Large data sets benefit from quicksort. It partitions an array in two subarrays based on a specified data element, called the pivot. The first subarray holds elements with values less than the pivot. The second subarray has elements with values greater than the pivot. The algorithm finds the pivot in each subarray until all subarrays contain only one element.
4. Searching Algorithms
Searching algorithms find and retrieve specific elements from data structures. Two key examples are linear search and binary search.
Linear Search
Linear search is a sequential searching algorithm for sorted and unsorted data structures. It traverses lists and arrays sequentially, one element at a time.
Imagine an unsorted list of elements with values “1” through “25.” A linear search for the value “5” would traverse the values in the order they are stored until it’s located.
Binary Search
Binary search is an interval searching algorithm . Interval searches divide elements into multiple intervals and only traverse the expected interval. They are more efficient than sequential searches because they divide the search space.
Binary search is efficient for finding elements of a sorted list. It compares the search value to the middle element of the data structure and then traverses the expected interval.
Consider a sorted list of elements with values “1” through “25.” A binary search for the value “5” would compare it to the middle element, which is “13.” Because “5” is less than “13,” the algorithm would search the lower half of the interval for the value.
5. Graph Traversal Algorithms
Computer scientists use graph traversal algorithms to search nodes in graphs and trees. Unlike linear computer science data structures, graphs must be searched more than once to find and retrieve data.
Two algorithms for traversing graphs are breadthfirst search and depthfirst search. They help computing professionals solve the most common problems involving graphs and trees.
BreadthFirst Search
Breadthfirst search (BFS) traverses the shortest path between two nodes. Starting at the tree root, it explores nodes in order of distance.
In a tree with two levels of nodes, BFS would search nodes from left to right in the following order:

Tree root

Nodes in the first level

Nodes in the second level
DepthFirst Search
Depthfirst search (DFS) searches graphs from top to bottom . It traverses as far as possible down a single branch before backtracking to continue traversing the next.
There are three ways to apply DFS:

Preorder Traversal: Starts at the tree root, then traverses the left subtree, followed by the right subtree.

Inorder Traversal: Starts at the left subtree, then traverses the tree root, followed by the right subtree.

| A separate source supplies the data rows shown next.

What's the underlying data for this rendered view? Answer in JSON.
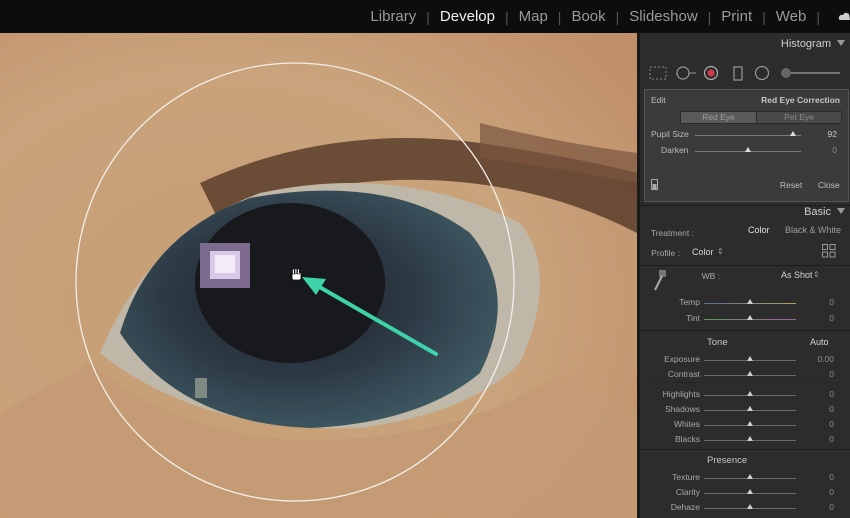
{
  "modules": {
    "items": [
      "Library",
      "Develop",
      "Map",
      "Book",
      "Slideshow",
      "Print",
      "Web"
    ],
    "active": "Develop"
  },
  "panel": {
    "histogram_title": "Histogram",
    "basic_title": "Basic",
    "tools": [
      "crop-overlay-icon",
      "spot-removal-icon",
      "red-eye-icon",
      "graduated-filter-icon",
      "radial-filter-icon",
      "adjustment-brush-icon"
    ],
    "red_eye": {
      "edit_label": "Edit",
      "title": "Red Eye Correction",
      "mode_red": "Red Eye",
      "mode_pet": "Pet Eye",
      "pupil_label": "Pupil Size",
      "pupil_value": "92",
      "pupil_level": 0.92,
      "darken_label": "Darken",
      "darken_value": "0",
      "darken_level": 0.5,
      "reset_label": "Reset",
      "close_label": "Close"
    },
    "basic": {
      "treatment_label": "Treatment :",
      "treatment_color": "Color",
      "treatment_bw": "Black & White",
      "profile_label": "Profile :",
      "profile_value": "Color",
      "wb_label": "WB :",
      "wb_value": "As Shot",
      "temp_label": "Temp",
      "temp_value": "0",
      "tint_label": "Tint",
      "tint_value": "0",
      "tone_label": "Tone",
      "auto_label": "Auto",
      "exposure_label": "Exposure",
      "exposure_value": "0.00",
      "contrast_label": "Contrast",
      "contrast_value": "0",
      "highlights_label": "Highlights",
      "highlights_value": "0",
      "shadows_label": "Shadows",
      "shadows_value": "0",
      "whites_label": "Whites",
      "whites_value": "0",
      "blacks_label": "Blacks",
      "blacks_value": "0",
      "presence_label": "Presence",
      "texture_label": "Texture",
      "texture_value": "0",
      "clarity_label": "Clarity",
      "clarity_value": "0",
      "dehaze_label": "Dehaze",
      "dehaze_value": "0"
    }
  },
  "colors": {
    "arrow": "#3fd3aa",
    "circle": "#ffffff",
    "panel_bg": "#2c2c2c"
  }
}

Postorder Traversal: Starts at the left subtree, then traverses the right subtree, followed by the tree root.
Build Advanced Computing Skills to Advance Your Technology Career
Whether you’re looking to switch careers or go further into the realm of computing, developing your computer science knowledge will prepare you for the fastestgrowing career paths. Understanding the data structures and algorithms of computer science is just the beginning.
Worcester Polytechnic Institute (WPI) offers a Master of Computer Science Online program that will help you chart your own course for a dynamic future in computing. As a student, you will establish a foundation in software, algorithms, and data management and personalize your degree path.
Graduates of the Master of Computer Science Online program have mastery of the following:

Foundations of Computing: Gain essential knowledge of programming concepts, systems, networking, and data structures and algorithms in computer science.

Computing Design: Understand the design and analysis of software systems, algorithms, and database management systems.

Specialized Computing: Tailor your degree to your career aspirations by choosing from concentrations in Computing Systems or Cybersecurity—or build your own area of focus from a range of electives.
WPI’s educational excellence has received recognition from organizations and prestigious publications across the country, including:

Top 50 Most Innovative Schools (U.S. News & World Report)

Top 25 STEM Colleges (Forbes)

#20 Best Value College/Top Return on Investment (Payscale.com)
Are you ready to grow your career in technology? WPI can help.
Learn more about the Master of Computer Science program at WPI.